MATERIALS PROVIDED: Begin

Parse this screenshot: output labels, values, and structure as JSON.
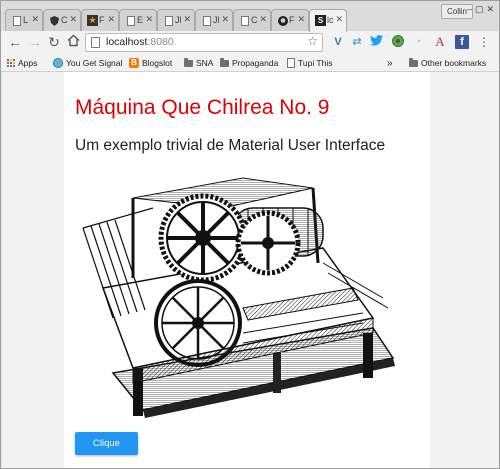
{
  "browser": {
    "tabs": [
      {
        "title": "L",
        "favicon": "page-icon"
      },
      {
        "title": "C",
        "favicon": "shield-icon"
      },
      {
        "title": "F",
        "favicon": "star-logo-icon"
      },
      {
        "title": "E",
        "favicon": "page-icon"
      },
      {
        "title": "Jl",
        "favicon": "page-icon"
      },
      {
        "title": "Jl",
        "favicon": "page-icon"
      },
      {
        "title": "C",
        "favicon": "page-icon"
      },
      {
        "title": "F",
        "favicon": "github-icon"
      },
      {
        "title": "lc",
        "favicon": "s-logo-icon",
        "active": true
      }
    ],
    "profile_label": "Collin",
    "address": {
      "host": "localhost",
      "port": ":8080"
    },
    "bookmarks": [
      {
        "label": "Apps",
        "icon": "apps-icon"
      },
      {
        "label": "You Get Signal",
        "icon": "globe-icon"
      },
      {
        "label": "Blogslot",
        "icon": "blogger-icon"
      },
      {
        "label": "SNA",
        "icon": "folder-icon"
      },
      {
        "label": "Propaganda",
        "icon": "folder-icon"
      },
      {
        "label": "Tupi This",
        "icon": "page-icon"
      }
    ],
    "more_bookmarks": "»",
    "other_bookmarks": "Other bookmarks",
    "accent_colors": {
      "twitter": "#1da1f2",
      "facebook": "#3b5998",
      "font_a": "#d32f2f",
      "ext_v": "#2a7fbf"
    }
  },
  "page": {
    "title": "Máquina Que Chilrea No. 9",
    "subtitle": "Um exemplo trivial de Material User Interface",
    "image_alt": "printing-press-engraving",
    "button_label": "Clique",
    "colors": {
      "title": "#e00000",
      "button": "#2196f3"
    }
  }
}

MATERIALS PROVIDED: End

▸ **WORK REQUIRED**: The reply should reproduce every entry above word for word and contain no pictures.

▸ **RESPONSE FOR THIS EXERCISE**:
Parse this screenshot: output labels, values, and structure as JSON.
{
  "browser": {
    "tabs": [
      {
        "title": "L",
        "favicon": "page-icon"
      },
      {
        "title": "C",
        "favicon": "shield-icon"
      },
      {
        "title": "F",
        "favicon": "star-logo-icon"
      },
      {
        "title": "E",
        "favicon": "page-icon"
      },
      {
        "title": "Jl",
        "favicon": "page-icon"
      },
      {
        "title": "Jl",
        "favicon": "page-icon"
      },
      {
        "title": "C",
        "favicon": "page-icon"
      },
      {
        "title": "F",
        "favicon": "github-icon"
      },
      {
        "title": "lc",
        "favicon": "s-logo-icon",
        "active": true
      }
    ],
    "profile_label": "Collin",
    "address": {
      "host": "localhost",
      "port": ":8080"
    },
    "bookmarks": [
      {
        "label": "Apps",
        "icon": "apps-icon"
      },
      {
        "label": "You Get Signal",
        "icon": "globe-icon"
      },
      {
        "label": "Blogslot",
        "icon": "blogger-icon"
      },
      {
        "label": "SNA",
        "icon": "folder-icon"
      },
      {
        "label": "Propaganda",
        "icon": "folder-icon"
      },
      {
        "label": "Tupi This",
        "icon": "page-icon"
      }
    ],
    "more_bookmarks": "»",
    "other_bookmarks": "Other bookmarks",
    "accent_colors": {
      "twitter": "#1da1f2",
      "facebook": "#3b5998",
      "font_a": "#d32f2f",
      "ext_v": "#2a7fbf"
    }
  },
  "page": {
    "title": "Máquina Que Chilrea No. 9",
    "subtitle": "Um exemplo trivial de Material User Interface",
    "image_alt": "printing-press-engraving",
    "button_label": "Clique",
    "colors": {
      "title": "#e00000",
      "button": "#2196f3"
    }
  }
}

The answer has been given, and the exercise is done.